There are two sorts of Lasting Power of Attorney (“LPA”) – a Property and Affairs Lasting Power of Attorney and a Personal Welfare Lasting Power of Attorney. We can prepare either but we most frequently deal with Property and Affairs Lasting Powers of Attorney.
An LPA is a document which authorises somebody else to do things on your behalf. It need not be used until either it is needed or you want it to be used. However, if you own your house either on your own or jointly with someone else, or you have any investments or pensions or other assets in your name, if you had an accident or if you became very ill or confused, what would happen to everything in your name? Nobody would have any automatic authority to deal with these things, not even your partner.
If you make a Property and Affairs LPA you will authorise the person that you choose to do things on your behalf. It can be drafted to cover as much of your affairs as you want it to or just one particular item. It can give as much authority or as little as you want.
If you make an LPA and then change your mind afterwards it is possible to take it back or “revoke” it.

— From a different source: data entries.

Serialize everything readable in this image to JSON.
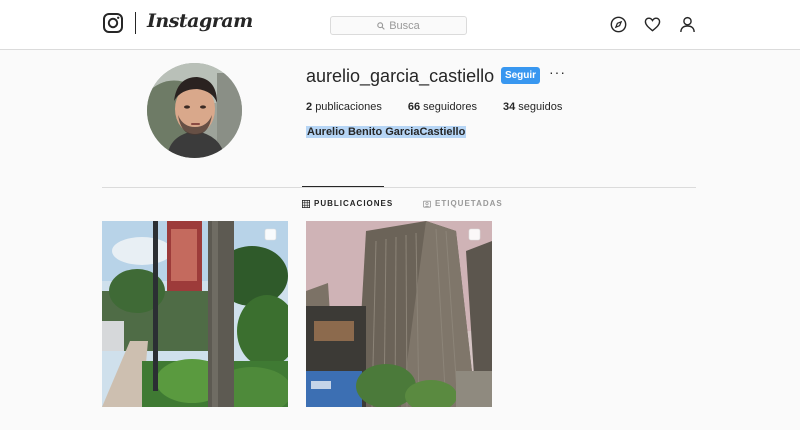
{
  "header": {
    "brand": "Instagram",
    "search_placeholder": "Busca",
    "icons": [
      "instagram-logo-icon",
      "search-icon",
      "compass-icon",
      "heart-icon",
      "user-icon"
    ]
  },
  "profile": {
    "username": "aurelio_garcia_castiello",
    "follow_label": "Seguir",
    "more_label": "···",
    "stats": [
      {
        "count": "2",
        "label": "publicaciones"
      },
      {
        "count": "66",
        "label": "seguidores"
      },
      {
        "count": "34",
        "label": "seguidos"
      }
    ],
    "full_name": "Aurelio Benito GarciaCastiello"
  },
  "tabs": [
    {
      "label": "PUBLICACIONES",
      "active": true,
      "icon": "grid-icon"
    },
    {
      "label": "ETIQUETADAS",
      "active": false,
      "icon": "tag-icon"
    }
  ],
  "colors": {
    "accent": "#3897f0",
    "selection": "#b6d5f5",
    "border": "#dbdbdb",
    "background": "#fafafa"
  }
}
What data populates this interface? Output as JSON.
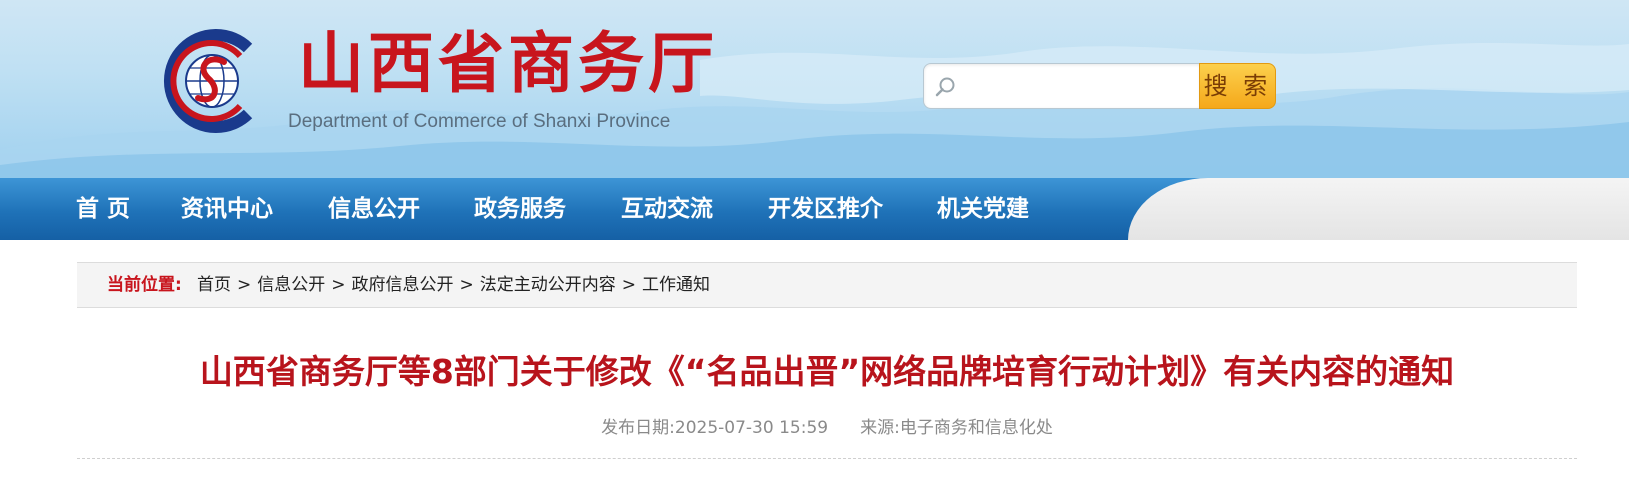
{
  "header": {
    "site_title": "山西省商务厅",
    "site_subtitle": "Department of Commerce of Shanxi Province",
    "logo_icon": "commerce-globe-logo",
    "colors": {
      "title_red": "#c8151d",
      "logo_blue": "#1a3a8c",
      "sky": "#bfe0f3"
    }
  },
  "search": {
    "placeholder": "",
    "value": "",
    "button_label": "搜 索",
    "icon": "search-icon",
    "button_color": "#f5a81a"
  },
  "nav": {
    "items": [
      {
        "label": "首  页"
      },
      {
        "label": "资讯中心"
      },
      {
        "label": "信息公开"
      },
      {
        "label": "政务服务"
      },
      {
        "label": "互动交流"
      },
      {
        "label": "开发区推介"
      },
      {
        "label": "机关党建"
      }
    ],
    "color": "#1f72b8"
  },
  "breadcrumb": {
    "label": "当前位置:",
    "items": [
      "首页",
      "信息公开",
      "政府信息公开",
      "法定主动公开内容",
      "工作通知"
    ],
    "separator": ">"
  },
  "article": {
    "title": "山西省商务厅等8部门关于修改《“名品出晋”网络品牌培育行动计划》有关内容的通知",
    "publish_label": "发布日期:",
    "publish_date": "2025-07-30 15:59",
    "source_label": "来源:",
    "source": "电子商务和信息化处",
    "title_color": "#b8141c"
  }
}
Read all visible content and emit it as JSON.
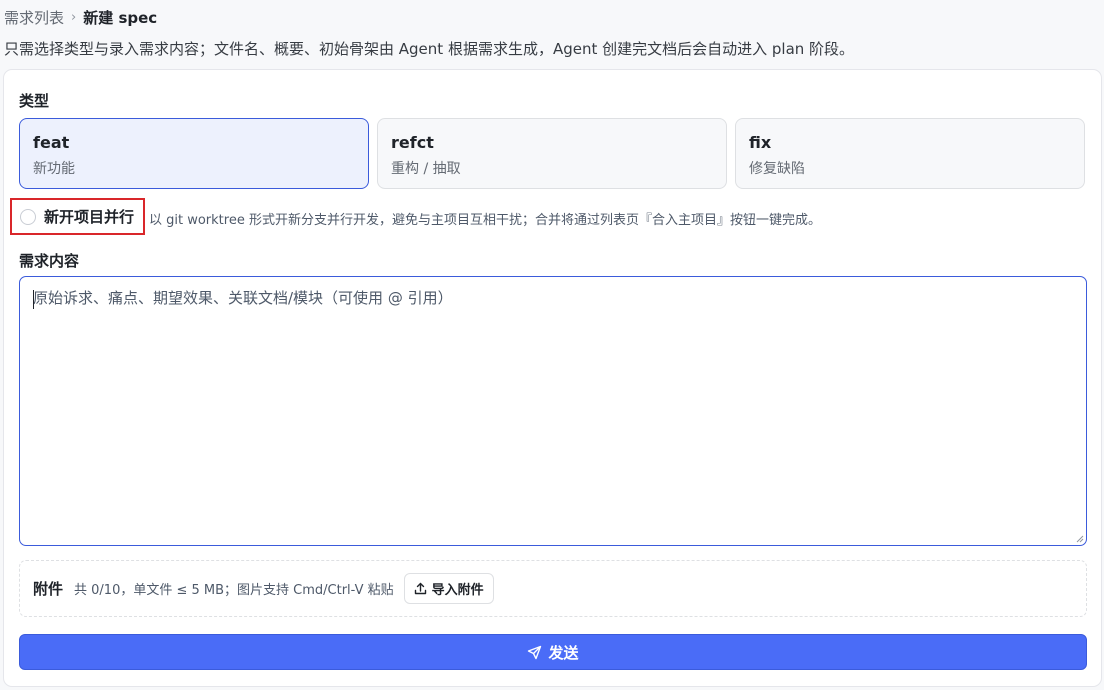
{
  "breadcrumb": {
    "parent": "需求列表",
    "separator": "›",
    "current": "新建 spec"
  },
  "description": "只需选择类型与录入需求内容；文件名、概要、初始骨架由 Agent 根据需求生成，Agent 创建完文档后会自动进入 plan 阶段。",
  "type_section": {
    "label": "类型",
    "options": [
      {
        "code": "feat",
        "desc": "新功能",
        "selected": true
      },
      {
        "code": "refct",
        "desc": "重构 / 抽取",
        "selected": false
      },
      {
        "code": "fix",
        "desc": "修复缺陷",
        "selected": false
      }
    ]
  },
  "parallel": {
    "label": "新开项目并行",
    "checked": false,
    "hint": "以 git worktree 形式开新分支并行开发，避免与主项目互相干扰；合并将通过列表页『合入主项目』按钮一键完成。"
  },
  "content_section": {
    "label": "需求内容",
    "value": "",
    "placeholder": "原始诉求、痛点、期望效果、关联文档/模块（可使用 @ 引用）"
  },
  "attachments": {
    "label": "附件",
    "info": "共 0/10，单文件 ≤ 5 MB；图片支持 Cmd/Ctrl-V 粘贴",
    "import_label": "导入附件"
  },
  "send_label": "发送",
  "colors": {
    "accent": "#4a6cf7",
    "accent_border": "#3b5bdb",
    "highlight": "#d9262a"
  }
}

You may have been asked to act as an Attorney for somebody else. There are strict legal rules about how you make decisions for another person, and we can advise you on these.